[MATERIAL FOR THIS TASK]

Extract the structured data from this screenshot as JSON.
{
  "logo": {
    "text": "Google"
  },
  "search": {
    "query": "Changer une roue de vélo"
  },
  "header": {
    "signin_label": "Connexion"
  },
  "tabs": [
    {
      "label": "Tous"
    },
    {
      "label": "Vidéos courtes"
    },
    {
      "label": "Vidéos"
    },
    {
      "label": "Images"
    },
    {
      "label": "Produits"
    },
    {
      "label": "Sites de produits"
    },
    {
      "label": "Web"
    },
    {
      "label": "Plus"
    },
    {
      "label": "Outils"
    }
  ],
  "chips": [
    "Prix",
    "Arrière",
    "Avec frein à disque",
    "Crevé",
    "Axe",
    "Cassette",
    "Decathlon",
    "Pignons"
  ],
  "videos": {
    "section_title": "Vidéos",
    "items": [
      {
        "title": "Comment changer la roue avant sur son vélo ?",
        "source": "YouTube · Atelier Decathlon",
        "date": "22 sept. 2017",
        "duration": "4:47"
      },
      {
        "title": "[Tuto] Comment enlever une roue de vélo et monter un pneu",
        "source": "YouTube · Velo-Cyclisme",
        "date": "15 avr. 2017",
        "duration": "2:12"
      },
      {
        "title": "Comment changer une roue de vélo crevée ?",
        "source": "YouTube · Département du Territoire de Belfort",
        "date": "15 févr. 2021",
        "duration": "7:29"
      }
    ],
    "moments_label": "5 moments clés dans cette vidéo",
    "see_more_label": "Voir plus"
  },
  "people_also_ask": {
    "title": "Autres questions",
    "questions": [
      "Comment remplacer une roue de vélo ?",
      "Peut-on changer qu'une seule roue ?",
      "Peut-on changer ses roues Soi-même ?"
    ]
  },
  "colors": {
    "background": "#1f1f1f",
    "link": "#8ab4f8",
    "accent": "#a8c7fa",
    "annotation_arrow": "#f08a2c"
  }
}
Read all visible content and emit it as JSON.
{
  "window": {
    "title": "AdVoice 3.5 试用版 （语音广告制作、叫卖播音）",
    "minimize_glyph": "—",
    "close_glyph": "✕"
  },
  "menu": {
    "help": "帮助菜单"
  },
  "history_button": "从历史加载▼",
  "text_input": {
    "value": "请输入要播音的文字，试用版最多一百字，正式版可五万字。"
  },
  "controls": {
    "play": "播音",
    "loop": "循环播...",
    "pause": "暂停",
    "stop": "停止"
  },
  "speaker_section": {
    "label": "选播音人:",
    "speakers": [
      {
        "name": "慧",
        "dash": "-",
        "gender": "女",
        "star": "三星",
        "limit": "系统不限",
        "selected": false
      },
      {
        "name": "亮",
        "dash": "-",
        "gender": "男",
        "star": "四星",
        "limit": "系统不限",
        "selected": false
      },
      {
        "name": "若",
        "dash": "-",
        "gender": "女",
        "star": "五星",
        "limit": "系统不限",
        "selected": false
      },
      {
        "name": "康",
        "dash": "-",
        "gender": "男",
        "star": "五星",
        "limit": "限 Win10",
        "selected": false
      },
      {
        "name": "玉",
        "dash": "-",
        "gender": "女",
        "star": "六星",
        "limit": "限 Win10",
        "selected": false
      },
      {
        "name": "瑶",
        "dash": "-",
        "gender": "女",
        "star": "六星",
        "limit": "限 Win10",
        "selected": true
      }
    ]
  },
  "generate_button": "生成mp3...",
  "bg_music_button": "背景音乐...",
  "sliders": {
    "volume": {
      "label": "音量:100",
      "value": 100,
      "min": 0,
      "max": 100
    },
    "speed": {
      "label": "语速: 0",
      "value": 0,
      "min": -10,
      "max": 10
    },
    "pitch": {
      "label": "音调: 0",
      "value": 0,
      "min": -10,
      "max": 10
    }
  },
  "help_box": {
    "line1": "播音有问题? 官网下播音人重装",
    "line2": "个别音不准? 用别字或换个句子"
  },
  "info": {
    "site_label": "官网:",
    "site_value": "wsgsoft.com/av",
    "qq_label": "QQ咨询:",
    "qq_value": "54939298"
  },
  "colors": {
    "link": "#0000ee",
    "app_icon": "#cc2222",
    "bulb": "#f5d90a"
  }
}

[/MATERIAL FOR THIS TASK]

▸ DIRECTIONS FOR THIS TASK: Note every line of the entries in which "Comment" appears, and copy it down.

▸ ANSWER TO THIS EXERCISE:
        "title": "Comment changer la roue avant sur son vélo ?",
        "title": "[Tuto] Comment enlever une roue de vélo et monter un pneu",
        "title": "Comment changer une roue de vélo crevée ?",
      "Comment remplacer une roue de vélo ?",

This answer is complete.